Communication has a central role in change management.
Because successful change management is all about how leaders and managers present and discuss change.
Many research evidence suggests that communication is one of the biggest driver of change as it explains need of change and how that change will be achieved.
It is also found that change management face failure if its leaders don’t know how to communicate change in an organization.
The research also revealed that change communication should be two-way. It is about telling and listening.
Communication is relevant throughout the change process. It is not that the leaders use communication to explain ‘why’ question of change but communication is also important tool to overcome resistance against change.
So, the purpose of change communication is to influence the opinions of employees, customers, stakeholders and whoever is affected by change.
In this blog post, we’ll discuss how to communicate change in an organization, what are the important aspects of change that need special focus while communicating to diverse audience.
Let’s check out it.
08 Ways to Effectively Communicate Change in an Organization
Here are eight ways for communicating change with your entire team during transformation projects:
1. Communicate the reason of change

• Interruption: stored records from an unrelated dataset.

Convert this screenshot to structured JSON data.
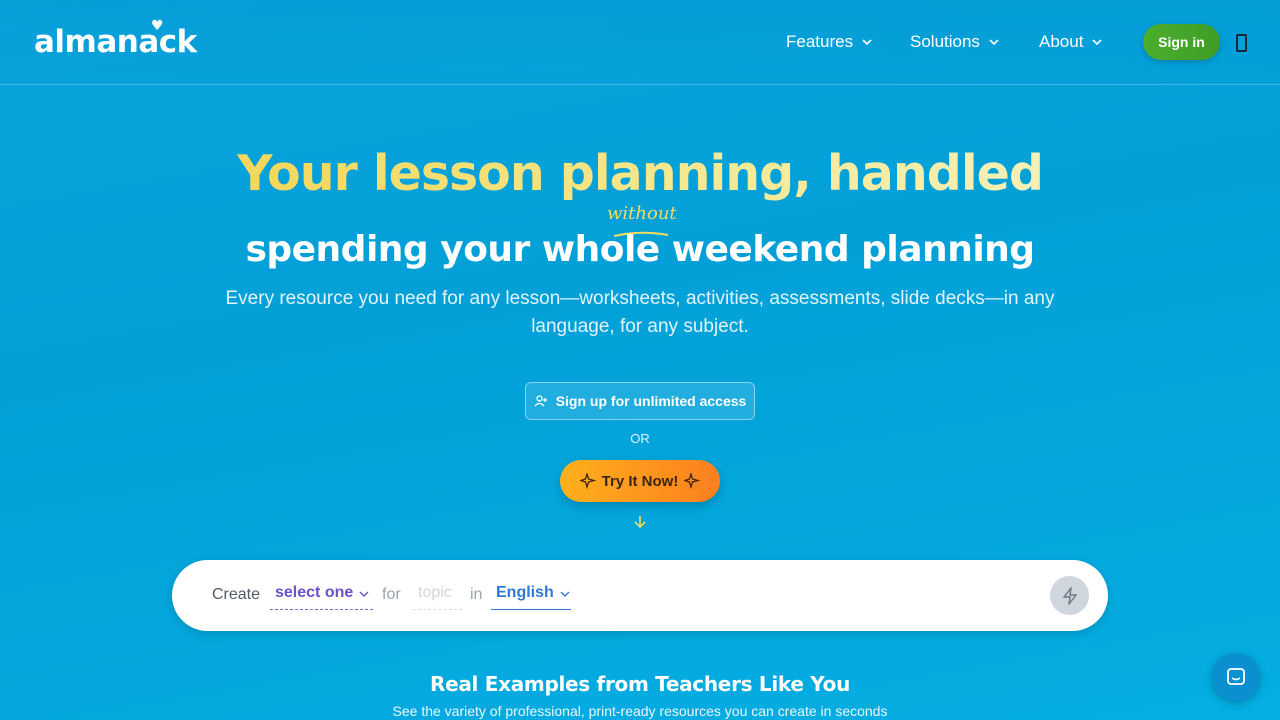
{
  "header": {
    "logo": "almanack",
    "nav": [
      {
        "label": "Features"
      },
      {
        "label": "Solutions"
      },
      {
        "label": "About"
      }
    ],
    "signin_label": "Sign in"
  },
  "hero": {
    "title": "Your lesson planning, handled",
    "without": "without",
    "subtitle": "spending your whole weekend planning",
    "description": "Every resource you need for any lesson—worksheets, activities, assessments, slide decks—in any language, for any subject.",
    "signup_label": "Sign up for unlimited access",
    "or": "OR",
    "try_label": "Try It Now!"
  },
  "creator": {
    "create": "Create",
    "select_value": "select one",
    "for": "for",
    "topic_placeholder": "topic",
    "in": "in",
    "language_value": "English"
  },
  "examples": {
    "title": "Real Examples from Teachers Like You",
    "subtitle": "See the variety of professional, print-ready resources you can create in seconds"
  },
  "colors": {
    "accent_yellow": "#f4d75a",
    "signin_green": "#4cae2e",
    "try_orange": "#fb7f1f",
    "select_purple": "#6a52c9",
    "language_blue": "#2f7ad6"
  }
}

Employees don’t accept change easily. They resist it. It’s the primary job of change leadership is to share their vision of change with them. The ‘why’ question about change should be answered satisfactorily.
In order to involve employees in change management then make sure that they understand why change is inevitable. What are those factors which are affecting organizational change.
When employees recognize why changes are being made, you know you’re on the right route.
Change leaders should be communicating reasons of change openly and honestly. This communication should be clear and straightforward.
Make sure that there should be no ambiguous statements made by leadership while explaining reasons of change. This candid style of communication will kill every confusion, rumour and gossip around change.
2. Top-down communication
Employees want leaders at the top to inform them first about the current situation, obstacles, and outcomes.
The CEO should make the initial announcement to all employees (preferably in person), and then candid and two-way team talks with directors, managers, and supervisors should follow.
When employees believe their leaders do a good job of alerting them of change initiatives and that their supervisor is an ardent supporter of changes that impact their team, then you’re on the right track.
3. Describe how they will be affected by the change
Employees are curious about the impact of change on their personal and professional lives. They want to understand that:
Is their role going to change?
Will they be evaluated in a different way?
Is there going to be a new supervisor or team?
Recognize that things will be different and that the effort required to change will be worthwhile. Acknowledge that many employees will be concerned about the future and that their reaction to the change will be emotional.
Give them both good and negative news related to the transformation. Also, appreciate them for their cooperation, patience, and unwavering loyalty to the organization.
4. Communicate change plan
Give employees a detailed plan of what will happen and when. The better they understand what to anticipate, the more comfortable they will be with the procedure.
Discuss what you know, what you don’t yet know, and when you plan to learn more. Employees will want to know where they fit into the larger strategy and what is expected of them once they have it.
This is the point at which they must accept and commit to the change. You can try to target and customize your messaging to multiple audiences if some employees are more critical to the success of the transition than others.
5. Allow employees to ask questions and express Concerns
This is the most important stage in keeping staff interested. Allow for two-way communication so employees can ask questions and receive responses. An anonymous survey can help, but wherever possible, we prefer face-to-face meetings.
You’ll know you’re collecting feedback when your employees feel like they’re being questioned about changes that affect their jobs.
6. Listen To feedbacks
Communication about change management must be two-way. You may assume you’ve created the world’s best change implementation process, but if you’re not listening to the people who will be affected by the change, you’ve just failed.
It is possible to be firm in your choice to change while still allowing people who will be affected to have a voice in how the change is accomplished. To get feedback, use any of the following communication channels:
Meetings, especially in smaller groups, to answer all the questions of employees
Online chat rooms or forums that encourage collective discussions about common issues
Throughout the transition, surveys are conducted to assess how people are reacting to the change.
7. Don’t be scared to repeat things
The importance of repetition in change management communication cannot be overstated. To properly comprehend and support the change, employees will need to hear about it many times and in many different ways.
People are preoccupied with how a change will affect them personally when it is initially disclosed, and they don’t pay attention to the facts. Emotional responses and initial reluctance to change distort their judgement, making it harder for them to comprehend the goal.
When you repeat your message, you provide employees more chances to learn why the change is taking place and how it will be implemented.
8. Develop a communication strategy
It’s important to make a change communication strategy that will increase understanding and acceptance of a new change.
Communication strategy outlines objective of communication, identification of target audience, communication methods and channels, and what would be main activities under change communication.
Strategy guides all the important stakeholder to remain on one page regarding change communication. It also helps to mobilise resources required for communication and track progress on communication.
Change is unavoidable but it is often inconvenient. Communicating change to employees is vital for a successful change management process. An effective communication is that which not only provides answers to confusions and questions but it encourages critical thinking, creativity and morale of employees. There are some ways which helps change leaders to learn how to communicate change in an organization.